(Records contained in a dataset)

************

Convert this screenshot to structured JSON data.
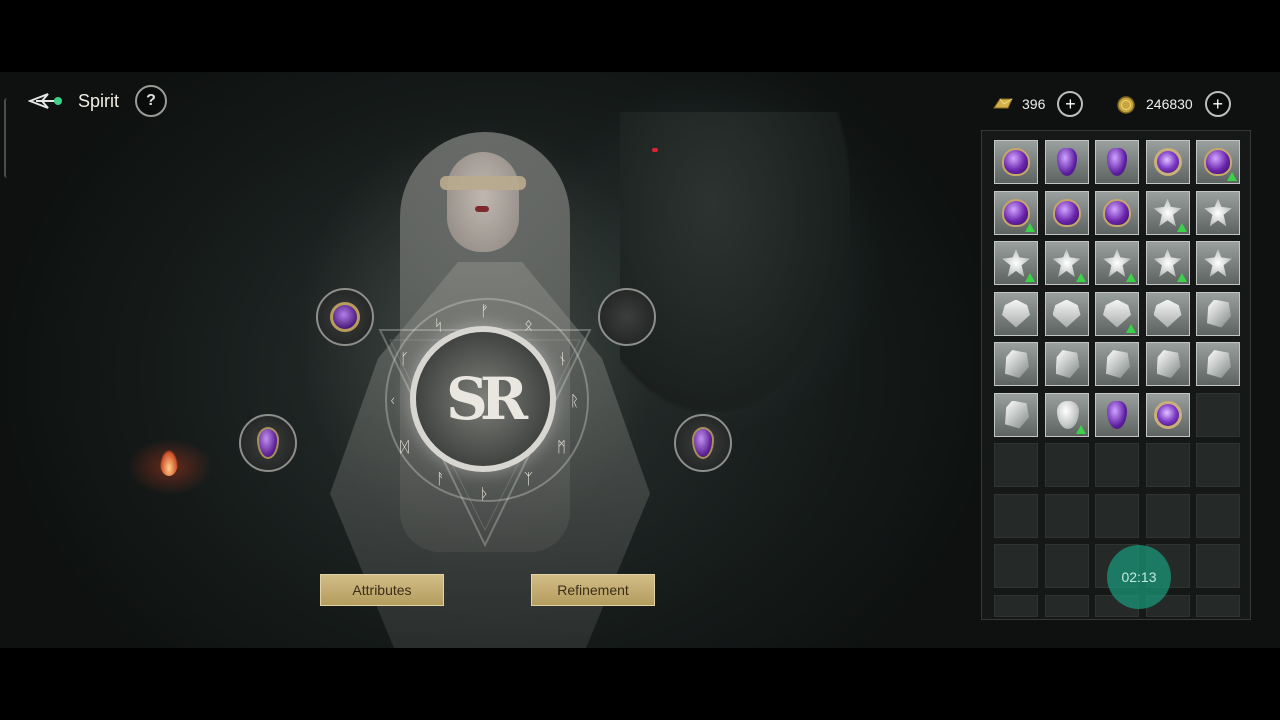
{
  "header": {
    "title": "Spirit",
    "help_label": "?"
  },
  "currencies": [
    {
      "icon": "gold-ingot-icon",
      "value": "396",
      "plus_label": "+"
    },
    {
      "icon": "gold-coin-icon",
      "value": "246830",
      "plus_label": "+"
    }
  ],
  "emblem": {
    "glyph": "SR",
    "runes": [
      "ᚠ",
      "ᛟ",
      "ᚾ",
      "ᚱ",
      "ᛗ",
      "ᛉ",
      "ᚦ",
      "ᚨ",
      "ᛞ",
      "ᚲ",
      "ᚴ",
      "ᛋ"
    ]
  },
  "sockets": [
    {
      "name": "socket-top-left",
      "item": "purple-ring-gem"
    },
    {
      "name": "socket-top-right",
      "item": "empty"
    },
    {
      "name": "socket-left",
      "item": "purple-drop-gem"
    },
    {
      "name": "socket-right",
      "item": "purple-drop-gem"
    }
  ],
  "buttons": {
    "attributes": "Attributes",
    "refinement": "Refinement"
  },
  "inventory": {
    "columns": 5,
    "rows": 10,
    "items": [
      {
        "type": "purple-gem",
        "upgrade": false
      },
      {
        "type": "purple-drop",
        "upgrade": false
      },
      {
        "type": "purple-drop",
        "upgrade": false
      },
      {
        "type": "purple-round",
        "upgrade": false
      },
      {
        "type": "purple-gem",
        "upgrade": true
      },
      {
        "type": "purple-gem",
        "upgrade": true
      },
      {
        "type": "purple-gem",
        "upgrade": false
      },
      {
        "type": "purple-gem",
        "upgrade": false
      },
      {
        "type": "silver-star",
        "upgrade": true
      },
      {
        "type": "silver-star",
        "upgrade": false
      },
      {
        "type": "silver-star",
        "upgrade": true
      },
      {
        "type": "silver-star",
        "upgrade": true
      },
      {
        "type": "silver-star",
        "upgrade": true
      },
      {
        "type": "silver-star",
        "upgrade": true
      },
      {
        "type": "silver-star",
        "upgrade": false
      },
      {
        "type": "silver-crest",
        "upgrade": false
      },
      {
        "type": "silver-crest",
        "upgrade": false
      },
      {
        "type": "silver-crest",
        "upgrade": true
      },
      {
        "type": "silver-crest",
        "upgrade": false
      },
      {
        "type": "silver-crystal",
        "upgrade": false
      },
      {
        "type": "silver-crystal",
        "upgrade": false
      },
      {
        "type": "silver-crystal",
        "upgrade": false
      },
      {
        "type": "silver-crystal",
        "upgrade": false
      },
      {
        "type": "silver-crystal",
        "upgrade": false
      },
      {
        "type": "silver-crystal",
        "upgrade": false
      },
      {
        "type": "silver-crystal",
        "upgrade": false
      },
      {
        "type": "silver-drop",
        "upgrade": true
      },
      {
        "type": "purple-drop",
        "upgrade": false
      },
      {
        "type": "purple-round",
        "upgrade": false
      }
    ]
  },
  "timer": {
    "value": "02:13"
  },
  "colors": {
    "accent_gold": "#c9b277",
    "gem_purple": "#6a25ad",
    "upgrade_green": "#3bd24a",
    "timer_teal": "#1a9678"
  }
}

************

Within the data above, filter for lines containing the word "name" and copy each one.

Answer:
      "name": "socket-top-left",
      "name": "socket-top-right",
      "name": "socket-left",
      "name": "socket-right",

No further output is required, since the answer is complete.